What the improving health of banks means to you
January 17, 2012
There were 92 bank failures in the U.S. last year. Five years ago, that number might have seemed shocking, but it's a sign of the recent times that this total represents a distinct improvement.
Last year's 92 bank failures represented a 41 percent decline from 2010's total, and marked the first time since 2008 that the number has been under 100. What is even more impressive is the improvement in the amount of deposits affected. This has declined year-by-year: from $234 billion in 2008, to $138 billion in 2009, to $78 billion in 2010, and finally to $31 billion last year.

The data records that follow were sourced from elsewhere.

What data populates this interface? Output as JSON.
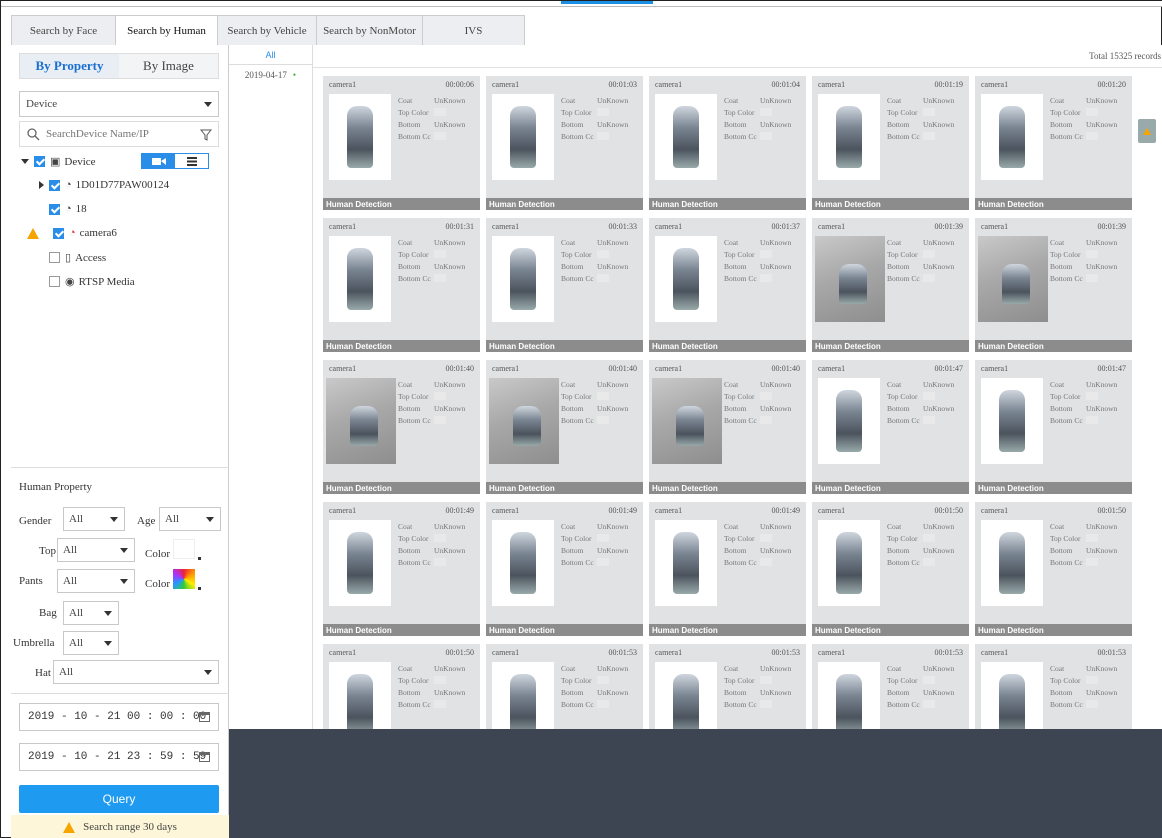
{
  "tabs": [
    {
      "label": "Search by Face",
      "active": false
    },
    {
      "label": "Search by Human",
      "active": true
    },
    {
      "label": "Search by Vehicle",
      "active": false
    },
    {
      "label": "Search by NonMotor",
      "active": false
    },
    {
      "label": "IVS",
      "active": false
    }
  ],
  "sidebar": {
    "mode": {
      "by_property": "By Property",
      "by_image": "By Image"
    },
    "source_select": "Device",
    "search_placeholder": "SearchDevice Name/IP",
    "tree": {
      "root": "Device",
      "channel1": "1D01D77PAW00124",
      "channel2": "18",
      "channel3": "camera6",
      "access": "Access",
      "rtsp": "RTSP Media"
    },
    "human_property": {
      "title": "Human Property",
      "gender_label": "Gender",
      "gender_value": "All",
      "age_label": "Age",
      "age_value": "All",
      "top_label": "Top",
      "top_value": "All",
      "top_color_label": "Color",
      "pants_label": "Pants",
      "pants_value": "All",
      "pants_color_label": "Color",
      "bag_label": "Bag",
      "bag_value": "All",
      "umbrella_label": "Umbrella",
      "umbrella_value": "All",
      "hat_label": "Hat",
      "hat_value": "All"
    },
    "start_time": "2019 - 10 - 21  00 : 00 : 00",
    "end_time": "2019 - 10 - 21  23 : 59 : 59",
    "query_label": "Query",
    "range_notice": "Search range 30 days"
  },
  "dates": {
    "all": "All",
    "items": [
      "2019-04-17"
    ]
  },
  "results": {
    "total": "Total 15325 records",
    "attr_labels": {
      "coat": "Coat",
      "top_color": "Top Color",
      "bottom": "Bottom",
      "bottom_color": "Bottom Cc"
    },
    "unknown": "UnKnown",
    "footer": "Human Detection",
    "cards": [
      {
        "camera": "camera1",
        "time": "00:00:06",
        "wide": false
      },
      {
        "camera": "camera1",
        "time": "00:01:03",
        "wide": false
      },
      {
        "camera": "camera1",
        "time": "00:01:04",
        "wide": false
      },
      {
        "camera": "camera1",
        "time": "00:01:19",
        "wide": false
      },
      {
        "camera": "camera1",
        "time": "00:01:20",
        "wide": false
      },
      {
        "camera": "camera1",
        "time": "00:01:31",
        "wide": false
      },
      {
        "camera": "camera1",
        "time": "00:01:33",
        "wide": false
      },
      {
        "camera": "camera1",
        "time": "00:01:37",
        "wide": false
      },
      {
        "camera": "camera1",
        "time": "00:01:39",
        "wide": true
      },
      {
        "camera": "camera1",
        "time": "00:01:39",
        "wide": true
      },
      {
        "camera": "camera1",
        "time": "00:01:40",
        "wide": true
      },
      {
        "camera": "camera1",
        "time": "00:01:40",
        "wide": true
      },
      {
        "camera": "camera1",
        "time": "00:01:40",
        "wide": true
      },
      {
        "camera": "camera1",
        "time": "00:01:47",
        "wide": false
      },
      {
        "camera": "camera1",
        "time": "00:01:47",
        "wide": false
      },
      {
        "camera": "camera1",
        "time": "00:01:49",
        "wide": false
      },
      {
        "camera": "camera1",
        "time": "00:01:49",
        "wide": false
      },
      {
        "camera": "camera1",
        "time": "00:01:49",
        "wide": false
      },
      {
        "camera": "camera1",
        "time": "00:01:50",
        "wide": false
      },
      {
        "camera": "camera1",
        "time": "00:01:50",
        "wide": false
      },
      {
        "camera": "camera1",
        "time": "00:01:50",
        "wide": false
      },
      {
        "camera": "camera1",
        "time": "00:01:53",
        "wide": false
      },
      {
        "camera": "camera1",
        "time": "00:01:53",
        "wide": false
      },
      {
        "camera": "camera1",
        "time": "00:01:53",
        "wide": false
      },
      {
        "camera": "camera1",
        "time": "00:01:53",
        "wide": false
      }
    ]
  },
  "colors": {
    "accent": "#1e9af0",
    "warning": "#f5a400",
    "card_bg": "#e1e2e4",
    "footer_bg": "#8c8c8c",
    "lower_panel": "#3d4452"
  }
}
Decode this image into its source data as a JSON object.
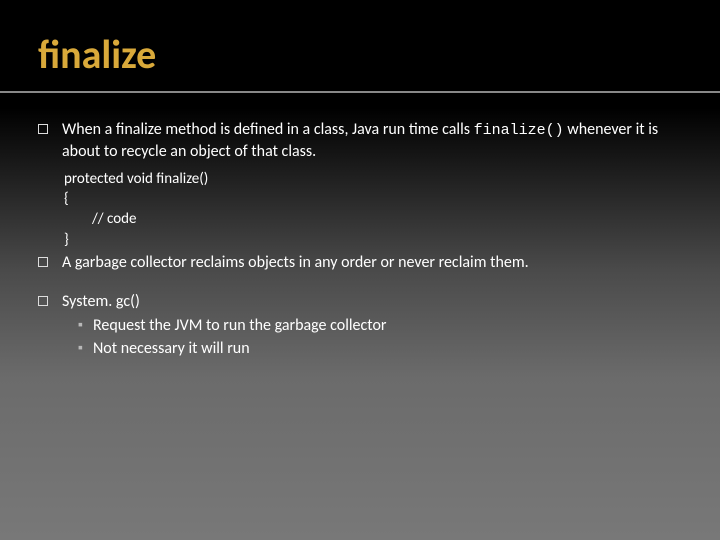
{
  "title": "finalize",
  "bullets": {
    "b1_pre": "When a finalize method is defined in a class, Java run time calls ",
    "b1_code": "finalize()",
    "b1_post": " whenever it is about to recycle an object of that class.",
    "b2": "A garbage collector reclaims objects in any order or never reclaim them.",
    "b3": "System. gc()",
    "b3_sub1": "Request the JVM to run the garbage collector",
    "b3_sub2": "Not necessary it will run"
  },
  "code": {
    "l1": "protected void finalize()",
    "l2": "{",
    "l3": "// code",
    "l4": "}"
  }
}
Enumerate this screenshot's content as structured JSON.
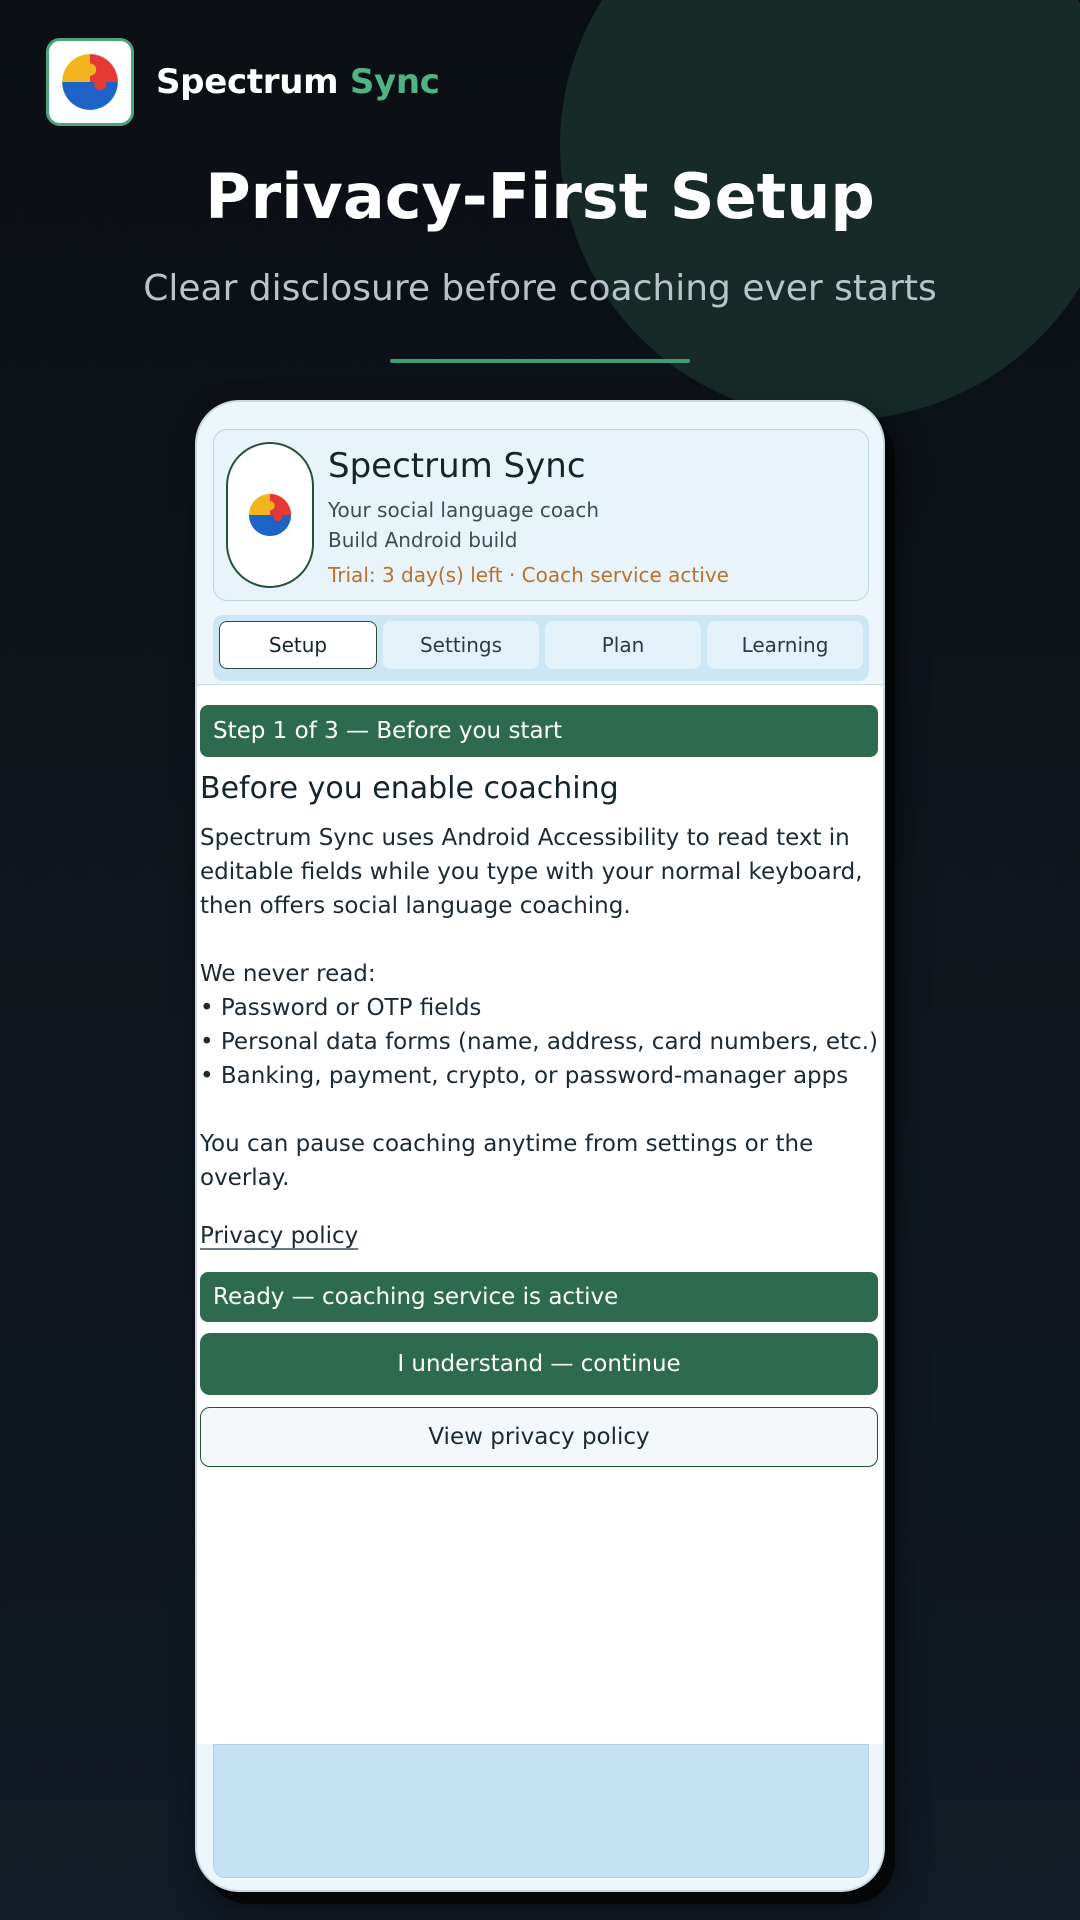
{
  "brand": {
    "name_main": "Spectrum",
    "name_accent": "Sync",
    "logo_icon": "puzzle-logo-icon",
    "accent_color": "#4fb383"
  },
  "hero": {
    "title": "Privacy-First Setup",
    "subtitle": "Clear disclosure before coaching ever starts"
  },
  "app": {
    "name": "Spectrum Sync",
    "tagline": "Your social language coach",
    "build": "Build Android build",
    "trial": "Trial: 3 day(s) left · Coach service active",
    "trial_color": "#b8722d"
  },
  "tabs": [
    {
      "label": "Setup",
      "active": true
    },
    {
      "label": "Settings",
      "active": false
    },
    {
      "label": "Plan",
      "active": false
    },
    {
      "label": "Learning",
      "active": false
    }
  ],
  "step": {
    "banner": "Step 1 of 3 — Before you start",
    "title": "Before you enable coaching",
    "intro": "Spectrum Sync uses Android Accessibility to read text in editable fields while you type with your normal keyboard, then offers social language coaching.",
    "never_read_heading": "We never read:",
    "never_read_items": [
      "• Password or OTP fields",
      "• Personal data forms (name, address, card numbers, etc.)",
      "• Banking, payment, crypto, or password-manager apps"
    ],
    "pause_note": "You can pause coaching anytime from settings or the overlay.",
    "privacy_link": "Privacy policy",
    "status": "Ready — coaching service is active",
    "primary_button": "I understand — continue",
    "secondary_button": "View privacy policy",
    "primary_color": "#2e6b4e"
  }
}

That's not just good news for banks and their shareholders. Every participant in the banking system, such as depositors in savings accounts, mortgage borrowers, and businesses seeking loans, has a stake in the health of that system.
The new normal?
Does this mean things are getting back to normal? That depends on what you define as normal. For example, in 2007 there were just three bank closings, affecting a little more than $2 billion in deposits. That's what a truly quiet year looks like.
On the other hand, the industry has seen worse periods for closure activity than even the past four years. Due largely to the savings & loan crisis, the decade from 1983 through 1992 produced 2,242 bank failures, or an average of 224 per year. It's a reminder that no one -- not banking executives, legislators, or consumers -- should ever take the health of the banking industry for granted.
What's in it for you?
So why do you care if some banks go out of business? After all, your bank may not have been affected, and you are protected by FDIC insurance anyway. Even so, here are four ways fewer bank closings could benefit you:
- Stability. FDIC insurance or not, having to change banks would be a nuisance, especially if you had to do it under duress.
- Service. When banks are having financial trouble, service is one of the first things to be cut. This includes telephone representatives, branches, and customer perks. The healthier banks are, the better the service you are likely to receive.
- Interest rates. When banks are weighed down by financial setbacks and rising FDIC insurance assessments, they can't afford to pay as much interest on CDs, savings, and money market accounts. If you want to see higher rates, root for healthier banks.
- Availability of loans. The rash of bank failures has largely been due to bad loans, and when banks are burned by defaults, they are less likely to lend new money. As the health of the banking system improves, loans will be more readily available to individuals and businesses.
The drop in the number of bank closures -- and in particular, in the amount of deposits involved -- during 2011 was a step in the right direction. But the industry will have to build on this momentum in 2012 for conditions to truly feel normal again.